Finding a way to keep hula hoops orderly and at the same time accessible during street fairs and other events has been a bit of a challenge. I noticed the hula hoop rack Julia Hartsell was using at Shakori last year, and when an old bunk bed showed up at the swap shed, I made use of some of the parts to create something similar. The notion of “Rack” was successful because the children at the YMCA Family Fun day reliably brought their hoops back to the rack so I didn’t have to chase them down as much during the day. Unfortunately, the design was weak and when we tossed the unit into the truck, hurrying to get out of the way of the approaching thunderstorm, the pegs snapped and it broke. I repaired the joint but next time out, a burst of wind carried the umbrella out of its stand, over a table, spearing the set up like an overlarge lawn dart. Broke again.
It was time to try something new.
Before investing much more effort in design, I thought to google “hula hoop racks,” and hit pay dirt. The second link led me to something that looked remarkably like the clothing rack I had in the closet. Unfortunately, my clothing rack had only one bar across the bottom, which wouldn’t support hoops, but I could make it work. A bit of work with bungees and two spare pieces of 1″ PVC pipe that happened to by hanging around (score one for hoarding) and I had an equivalent.
We worked Siler City Alive last weekend, and I took my new hula hoop rack as a test. It worked wonderfully, given the investment and materials. The hoops stayed reasonably organized and the children knew where to bring them back to; within reason, hoops were accessible individually. Unfortunately, the bungee-supported PVC pipe slipped sideways several times, tipping the hoops out on the ground. Similarly, with only one support pole at each end of the rack, the extra-large hoops on the outside tended to flop a bit more than I really like.
It was time for a trip to A&B Store Fixtures.

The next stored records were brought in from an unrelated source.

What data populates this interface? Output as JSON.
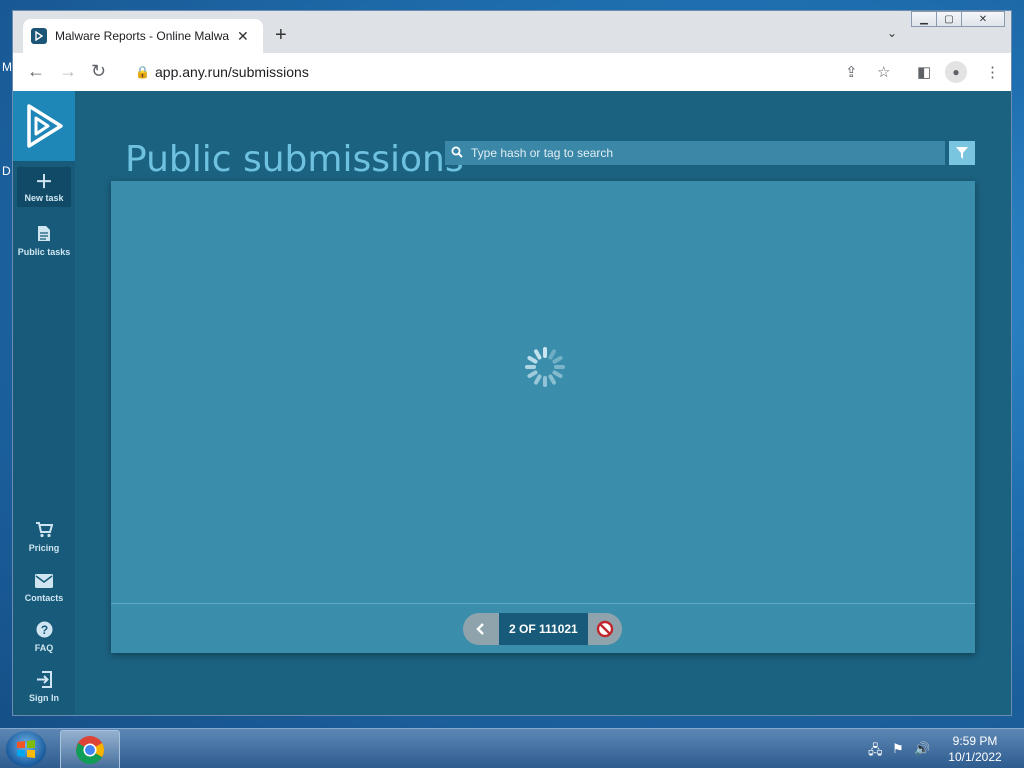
{
  "desktop": {
    "icon_letter_1": "M",
    "icon_letter_2": "D"
  },
  "browser": {
    "tab_title": "Malware Reports - Online Malwa",
    "url": "app.any.run/submissions"
  },
  "sidebar": {
    "items": [
      {
        "label": "New task",
        "icon": "plus-icon"
      },
      {
        "label": "Public tasks",
        "icon": "document-icon"
      },
      {
        "label": "Pricing",
        "icon": "cart-icon"
      },
      {
        "label": "Contacts",
        "icon": "mail-icon"
      },
      {
        "label": "FAQ",
        "icon": "help-icon"
      },
      {
        "label": "Sign In",
        "icon": "sign-in-icon"
      }
    ]
  },
  "page": {
    "title": "Public submissions",
    "search_placeholder": "Type hash or tag to search"
  },
  "pager": {
    "text": "2 OF 111021"
  },
  "taskbar": {
    "time": "9:59 PM",
    "date": "10/1/2022"
  },
  "colors": {
    "accent": "#1e87b8",
    "page_bg": "#1b6180",
    "panel": "#3b8eab"
  }
}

They operate warehouses full of new and used retail display hardware–cases, shelving, decorations, you name it. Wandering through even the Raleigh A&B warehouse is an amazing trip through a world most of us never notice. (The Greensboro store runs to four warehouses and holds even more, and more varied, merchandise.) Sunglass and watch cases. Wallet turntables. Shoe racks. Shelving to display expensive handbags, or teddy bears. Some of the units are branded and others anonymous. Manikins of every description, posed and stylized or somewhat naturalistic and reusable. Partial bodies used to sell “parts,” such as underwear or gloves. Clothes hangers and racks to store clothes hangers.
The clothing-rack-for-hoops turned out to be fairly easy. They had two models with two bars across the bottom and wheels, one with single-pole risers and one with double. The double-bar rack holds the hula hoops more securely; check. Problem solved, no shipping.
I’ve used this hula hoop rack for two years of events, rolling it in from parking lots across relatively uneven ground, moving hoops undercover when a rain squall blows in across the sound, and generally keeping hula hoop spaces in order. It’s a little rusted around the edges because I store it in an unheated shed outside, but the rust doesn’t affect how it works. I use chains of four leather belts as dividers to keep the hula hoops relatively upright. (Started with bungees, but belts don’t snap back if they break and bungees aren’t safe around children.) Will post a picture next time I have the hoops at an event.